Don’t expect the Screen Actors Guild and the American Federation of Television & Radio Artists to merge any time soon.

Despite widespread expectations that leaders of the performers unions will make a third attempt to combine — following failed efforts in 1999 and 2003 that were voted down by SAG members — AFTRA president Roberta Reardon maintains that a renewed push for a merger is far from imminent.

“We’re not looking to hold a yard sale on our membership,” Reardon said in a far-ranging interview session Friday at AFTRA national headquarters in Los Angeles.

Reardon, who’s likely to be re-elected next month for a second two-year term, noted that while AFTRA’s officially on the record as favoring a merger, it won’t actively pursue such a step until SAG comes onboard enthusiastically as supporting an unconditional combination, rather than having SAG rep only all actors. About 26,000 of AFTRA’s 70,000 members are news anchors and correspondents, hosts, musicians, weather forecasters and other performer categories.

“It’s all of us or none of us,” Reardon said.

Though Reardon gave no specific date as to how and when a merger process might begin, she predicted it would not happen before SAG’s mandated round of TV-film contract talks with the congloms in October 2010.

“AFTRA has spent an enormous amount of time, energy and money on merger attempts,” Reardon said. “Before we go further, SAG needs to figure it out.”

A combined performers union would have about 150,000 members. SAG has 120,000 members while 44,000 of AFTRA’s members have dual membership in SAG. A merger at this point would be “incredibly ambitious,” Reardon said.

Merger advocates have asserted that a combined union would have more clout with the majors and gain in operating efficiencies. Opponents have insisted SAG would lose its unique identity and its health and retirement plans would be damaged. SAG’s leaders have remained split over the idea of a merger, with the ruling moderate coalition favoring the notion, and the hardline Membership First faction opposed.

Reardon also said Friday it’s uncertain whether AFTRA and SAG will negotiate the primetime TV contract together again. SAG’s already locked in to seven weeks of talks starting in October 2010 with the Alliance of Motion Picture & Television Producers (Daily Variety, June 19).

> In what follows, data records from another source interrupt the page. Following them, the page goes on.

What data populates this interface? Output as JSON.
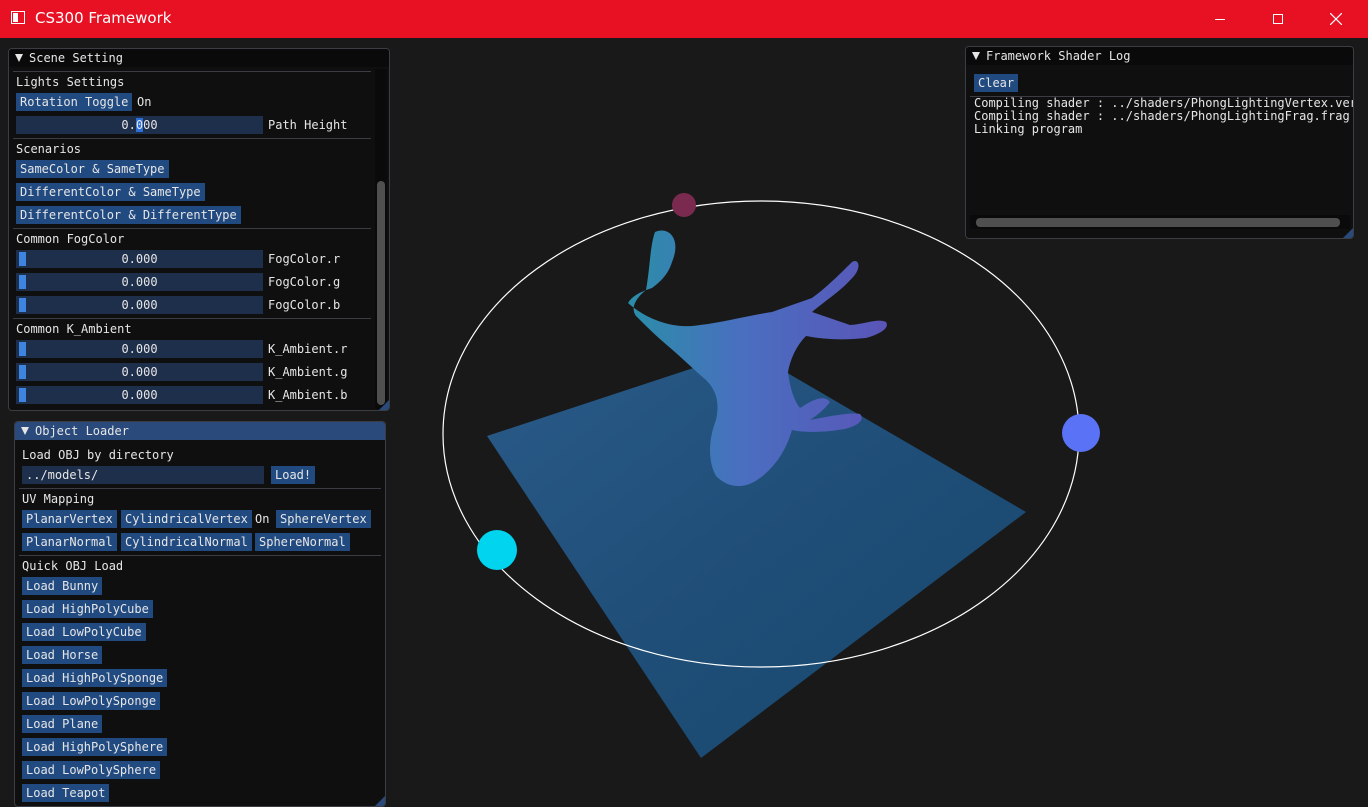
{
  "window": {
    "title": "CS300 Framework"
  },
  "scene_setting": {
    "title": "Scene Setting",
    "lights_header": "Lights Settings",
    "rotation_toggle_label": "Rotation Toggle",
    "rotation_state": "On",
    "path_height_value_a": "0.",
    "path_height_value_sel": "0",
    "path_height_value_b": "00",
    "path_height_label": "Path Height",
    "scenarios_header": "Scenarios",
    "scenarios": [
      "SameColor & SameType",
      "DifferentColor & SameType",
      "DifferentColor & DifferentType"
    ],
    "fog_header": "Common FogColor",
    "fog": [
      {
        "value": "0.000",
        "label": "FogColor.r"
      },
      {
        "value": "0.000",
        "label": "FogColor.g"
      },
      {
        "value": "0.000",
        "label": "FogColor.b"
      }
    ],
    "ambient_header": "Common K_Ambient",
    "ambient": [
      {
        "value": "0.000",
        "label": "K_Ambient.r"
      },
      {
        "value": "0.000",
        "label": "K_Ambient.g"
      },
      {
        "value": "0.000",
        "label": "K_Ambient.b"
      }
    ]
  },
  "object_loader": {
    "title": "Object Loader",
    "load_header": "Load OBJ by directory",
    "directory_value": "../models/",
    "load_button": "Load!",
    "uv_header": "UV Mapping",
    "uv_row1": [
      "PlanarVertex",
      "CylindricalVertex",
      "SphereVertex"
    ],
    "uv_state": "On",
    "uv_row2": [
      "PlanarNormal",
      "CylindricalNormal",
      "SphereNormal"
    ],
    "quick_header": "Quick OBJ Load",
    "quick": [
      "Load Bunny",
      "Load HighPolyCube",
      "Load LowPolyCube",
      "Load Horse",
      "Load HighPolySponge",
      "Load LowPolySponge",
      "Load Plane",
      "Load HighPolySphere",
      "Load LowPolySphere",
      "Load Teapot"
    ]
  },
  "shader_log": {
    "title": "Framework Shader Log",
    "clear_button": "Clear",
    "lines": [
      "Compiling shader : ../shaders/PhongLightingVertex.ver",
      "Compiling shader : ../shaders/PhongLightingFrag.frag",
      "Linking program"
    ]
  },
  "colors": {
    "titlebar": "#e81123",
    "button": "#214a80",
    "frame": "#1d2f4a",
    "light_top": "#7a2a4e",
    "light_right": "#5a72f5",
    "light_left": "#00d4ee"
  }
}
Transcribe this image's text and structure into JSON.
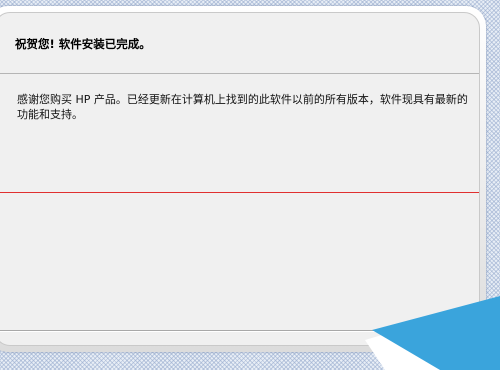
{
  "dialog": {
    "title": "祝贺您! 软件安装已完成。",
    "message": "感谢您购买 HP 产品。已经更新在计算机上找到的此软件以前的所有版本，软件现具有最新的功能和支持。"
  },
  "colors": {
    "accent_corner": "#3aa4dc",
    "separator_red": "#e03030"
  }
}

“We haven’t had any discussions with SAG about that,” Reardon said.

Relations between SAG and AFTRA hit a low last year when AFTRA angrily split off from joint negotiations and reached its own primetime deal. SAG then blasted the terms of the pact, which had a relatively low 62% ratification. With SAG stalled in its contract negotiations, AFTRA was able to sign up the lion’s share of this year’s TV pilots that were shot digitally.

Last fall, AFTRA and SAG agreed to a deal brokered by the AFL-CIO that included “nondisparagement” language along with fines and other discipline for violators, in order to end the bickering.

AFTRA national exec director Kim Roberts Hedgpeth confirmed Friday that AFTRA has complained to the AFL-CIO about alleged violations of the pact — including a move by the Hollywood board in May to establish a task force to explore “acquisition” of AFTRA actors by SAG. She said a ruling by the AFL-CIO would probably come by the end of the month.

The enmity toward AFTRA remains strong in some SAG quarters. Justine Bateman resigned recently from SAG’s national board of directors, blasting the moderates who control the board, repeating her characterization of AFTRA as a “scumbag” union for signing contracts at lower terms, and asserting that she no longer wanted to be bound by the non-disparagement agreement.

Reardon also admitted that there hasn’t been any move toward setting up a summit meeting with SAG, the DGA and the WGA — with all four unions’ contracts with the majors expiring in mid-2011 — to plot a coordinated bargaining strategy. She had proposed the idea a year ago, but said Friday she’d wait until after the upcoming round of elections before exploring such a step.

Reardon and Hedgpeth stressed during the session that AFTRA’s giving increased emphasis to organizing nonunion productions, particularly in new media. The key to success, they believe, is to educate members — who are banned by the union for doing nonunion work — about the value of working under an AFTRA deal.

“We could fine people,” Reardon admitted. “But the best way to deal with it is to make everyone know that we’re all in this together.”